Tuesday, August 28, 2012
Friday, August 24, 2012
Sunday, August 12, 2012
Saturday, August 11, 2012
Although Beherit’s “The Oath of Black Blood” is often confused for their first album, it is actually a compilation of their “Demonomancy” demo and “Dawn of Satan’s Millennium” EP, due to the recording money for the first actual album being pissed away on drugs and alcohol by the band. The music featured on these early works is, in a word; ugly. Sounding somewhere between early Bathory, Blasphemy, Sarcófago and primitive old-school death metal, this stuff is raw, frenzied and sounds like it was recorded in a cave using a blender. Clearly, a very different approach to what they would later achieve on “Drawing down the Moon”.
The first half of this release is much more primal and violent than the second half; it is here that you notice the heavy influence Beherit took from the ancient South American extreme metal scene. Chaotic and distorted riffs, simple but effective drumming and inhuman vocals assault the listener from all angles. Those looking for melody and fancy musicianship need not listen, as they won’t find it here!
The second half focuses a bit more on the experimental and ambient sounds that they would focus more on later in their career. There’s tasteful keyboard work and whispered vocals worked in with a less is more approach. It’s a bit weird to hear this after the blistering chaos of the first half, but it fits and flows well enough with the first half, still leaving “The Oath…” feeling more like an album than a compilation.
So, while not an actual “album”, I would still say that “The Oath of Black Blood” is an essential in any black metal listener’s collection. Unless you’re a pansy.
The Oath of Black Blood
Black Mass Prayer
Final Rating: Masterpiece [9.0/10]
Tuesday, August 7, 2012
Sunday, August 5, 2012
Saturday, August 4, 2012
Friday, August 3, 2012
Thursday, August 2, 2012
Wednesday, August 1, 2012
Something about Immolation’s debut album “Dawn of Possession” was just… special. Immolation have never really sounded much like other death metal bands, I mean, you can compare them to Incantation and Autopsy (the two bands their sound is closest to) all you like, but there was still something to their sound that sets “Dawn of Possession” apart from the other classic death metal albums that were released around the same time…
Perhaps it was the rhythmic experimentation present in the way that the drums and riffs worked together; with the drums following the guitar instead of the other way ‘round as per the norm, or maybe it was the way their two guitarists played off each other and created tension within the riffs, or it could have just been the well thought out song structures that set Immolation apart. Whatever it was, “Dawn of Possession” was and still is one of the most important death metal albums of the early ‘90s.

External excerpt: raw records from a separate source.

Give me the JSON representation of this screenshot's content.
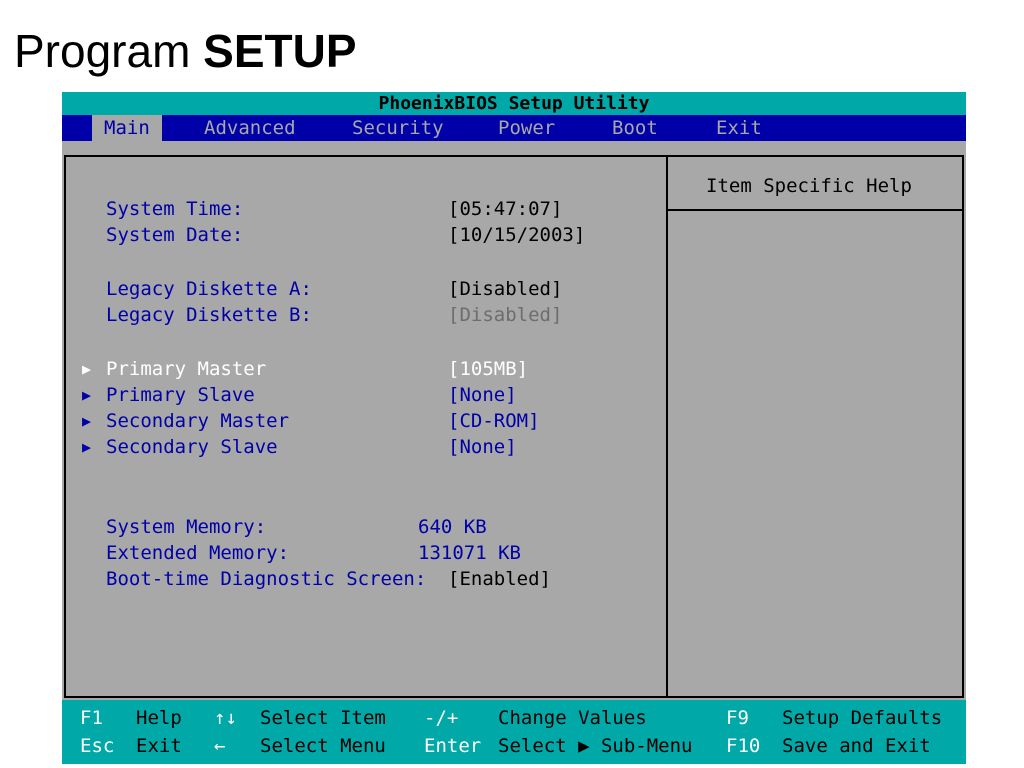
{
  "slide": {
    "title_normal": "Program ",
    "title_bold": "SETUP"
  },
  "bios": {
    "title": "PhoenixBIOS Setup Utility",
    "menu": [
      "Main",
      "Advanced",
      "Security",
      "Power",
      "Boot",
      "Exit"
    ],
    "active_menu": "Main",
    "help_title": "Item Specific Help",
    "items": [
      {
        "label": "System Time:",
        "value": "[05:47:07]"
      },
      {
        "label": "System Date:",
        "value": "[10/15/2003]"
      },
      {
        "label": "Legacy Diskette A:",
        "value": "[Disabled]"
      },
      {
        "label": "Legacy Diskette B:",
        "value": "[Disabled]"
      },
      {
        "label": "Primary Master",
        "value": "[105MB]"
      },
      {
        "label": "Primary Slave",
        "value": "[None]"
      },
      {
        "label": "Secondary Master",
        "value": "[CD-ROM]"
      },
      {
        "label": "Secondary Slave",
        "value": "[None]"
      },
      {
        "label": "System Memory:",
        "value": "640 KB"
      },
      {
        "label": "Extended Memory:",
        "value": "131071 KB"
      },
      {
        "label": "Boot-time Diagnostic Screen:",
        "value": "[Enabled]"
      }
    ],
    "submenu_marker": "▶",
    "footer": {
      "row1": [
        {
          "key": "F1",
          "desc": "Help"
        },
        {
          "key": "↑↓",
          "desc": "Select Item"
        },
        {
          "key": "-/+",
          "desc": "Change Values"
        },
        {
          "key": "F9",
          "desc": "Setup Defaults"
        }
      ],
      "row2": [
        {
          "key": "Esc",
          "desc": "Exit"
        },
        {
          "key": "←",
          "desc": "Select Menu"
        },
        {
          "key": "Enter",
          "desc": "Select ▶ Sub-Menu"
        },
        {
          "key": "F10",
          "desc": "Save and Exit"
        }
      ]
    },
    "colors": {
      "blue": "#0000a8",
      "cyan": "#00a8a8",
      "gray": "#a8a8a8"
    }
  }
}
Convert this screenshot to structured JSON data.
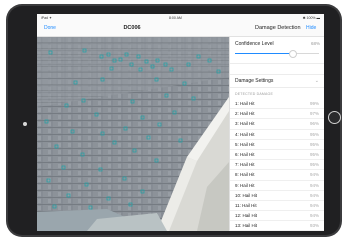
{
  "status_bar": {
    "left": "iPad ✦",
    "time": "8:00 AM",
    "right": "✱ 100% ▬"
  },
  "nav": {
    "done_label": "Done",
    "title": "DC006",
    "panel_title": "Damage Detection",
    "hide_label": "Hide"
  },
  "confidence": {
    "label": "Confidence Level",
    "value_text": "68%",
    "value_fraction": 0.68
  },
  "settings": {
    "label": "Damage Settings",
    "chevron": "⌄"
  },
  "detected": {
    "header": "DETECTED DAMAGE",
    "items": [
      {
        "label": "1: Hail Hit",
        "value": "99%"
      },
      {
        "label": "2: Hail Hit",
        "value": "97%"
      },
      {
        "label": "3: Hail Hit",
        "value": "96%"
      },
      {
        "label": "4: Hail Hit",
        "value": "95%"
      },
      {
        "label": "5: Hail Hit",
        "value": "95%"
      },
      {
        "label": "6: Hail Hit",
        "value": "95%"
      },
      {
        "label": "7: Hail Hit",
        "value": "95%"
      },
      {
        "label": "8: Hail Hit",
        "value": "94%"
      },
      {
        "label": "9: Hail Hit",
        "value": "94%"
      },
      {
        "label": "10: Hail Hit",
        "value": "94%"
      },
      {
        "label": "11: Hail Hit",
        "value": "94%"
      },
      {
        "label": "12: Hail Hit",
        "value": "94%"
      },
      {
        "label": "13: Hail Hit",
        "value": "93%"
      }
    ]
  },
  "colors": {
    "accent": "#1f8bff",
    "marker": "#1fa3a8",
    "roof": "#8f949b",
    "trim": "#e6e6e2",
    "frame": "#3b3b3d"
  },
  "icons": [
    "home-button-icon",
    "camera-dot-icon",
    "chevron-down-icon",
    "hail-marker-icon"
  ]
}
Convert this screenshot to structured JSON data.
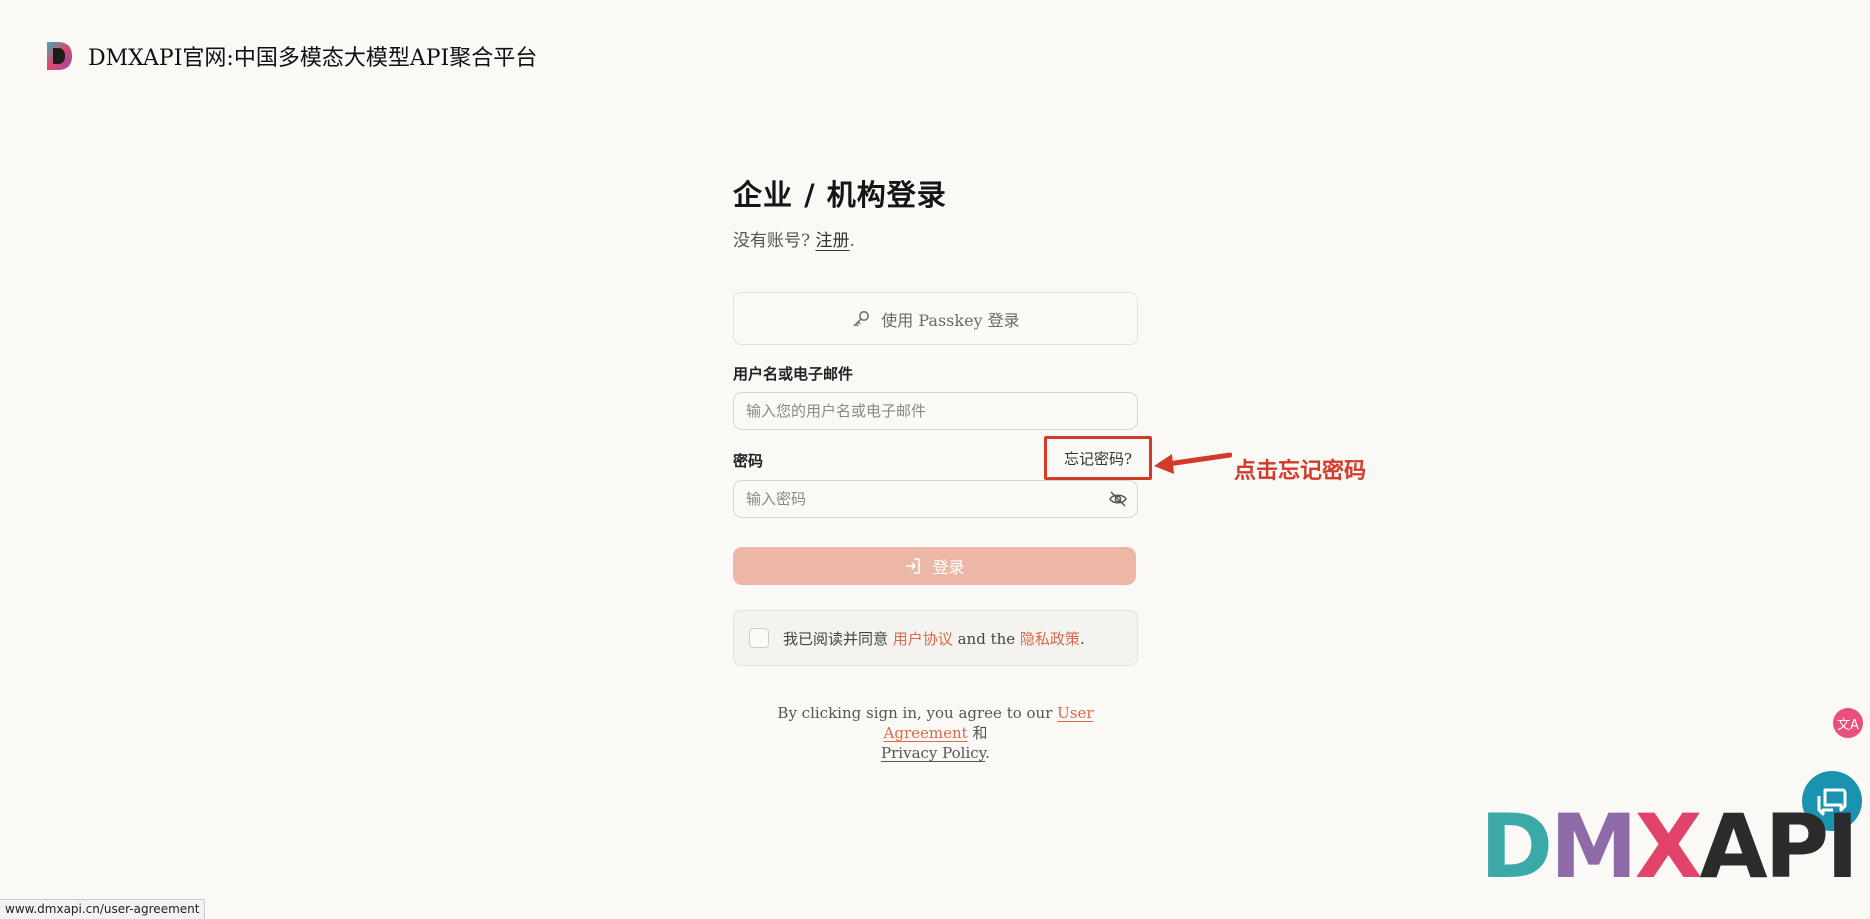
{
  "header": {
    "brand": "DMXAPI官网:中国多模态大模型API聚合平台",
    "logo_icon": "dmxapi-d-logo-icon"
  },
  "login": {
    "title": "企业 / 机构登录",
    "subtitle_prefix": "没有账号?",
    "register_link": "注册",
    "subtitle_suffix": ".",
    "passkey_label": "使用 Passkey 登录",
    "username_label": "用户名或电子邮件",
    "username_placeholder": "输入您的用户名或电子邮件",
    "password_label": "密码",
    "forgot_label": "忘记密码?",
    "password_placeholder": "输入密码",
    "login_label": "登录",
    "agree_prefix": "我已阅读并同意",
    "agree_terms": "用户协议",
    "agree_mid": "and the",
    "agree_privacy": "隐私政策",
    "agree_suffix": ".",
    "disclaimer_prefix": "By clicking sign in, you agree to our",
    "disclaimer_user_agreement": "User Agreement",
    "disclaimer_and": "和",
    "disclaimer_privacy": "Privacy Policy",
    "disclaimer_suffix": "."
  },
  "annotation": {
    "text": "点击忘记密码",
    "color": "#d23a2a"
  },
  "widgets": {
    "translate_glyph": "文A"
  },
  "watermark": {
    "letters": [
      "D",
      "M",
      "X",
      "A",
      "P",
      "I"
    ],
    "colors": [
      "#3aa9a8",
      "#3aa9a8",
      "#c7457a",
      "#e2436a",
      "#2b2b2b",
      "#2b2b2b"
    ]
  },
  "statusbar": {
    "url": "www.dmxapi.cn/user-agreement"
  },
  "colors": {
    "accent": "#d96a4c",
    "button_disabled": "#ecb7a6",
    "background": "#faf9f5"
  }
}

The first thing I always notice when I hit the play button when this is in my stereo is how truly sinister and evil Immolation managed to sound at the time. Utilizing insane tempo changes and subtle elements of technical prowess, the songs flow effortlessly between mid-paced thrash stomps and all out blasting death metal tempos, occasionally slowing it down to a total crawl. The drum, bass and guitar work featured on this record is some of the most well played metal you will ever hear… forget those ridiculously over the top techwank bands that pop up all over the place these days; Immolation already blew them out of the water way back in 1991. Special mention also needs to be made in regards to Ross Dolans’ vocals; this man is the reason death metal vocals sound the way they do today.
The production on “Dawn of Possession” is cavernous and crushing, yet clean enough to allow the instruments to breathe and show their worth. It is one of the most suitable mix jobs you will ever hear on an album.
Each and every song is a classic; leaving me completely unable to choose any particular favourites and I really cannot imagine listening to this album any other way than as a complete piece. Because that’s what this is: a total masterpiece of mind-blowing American death metal perfection. There are a few death metal albums that I, personally, would hold over this one in terms of greatness, but not many.
Dawn of Possession
After My Prayers
Those Left Behind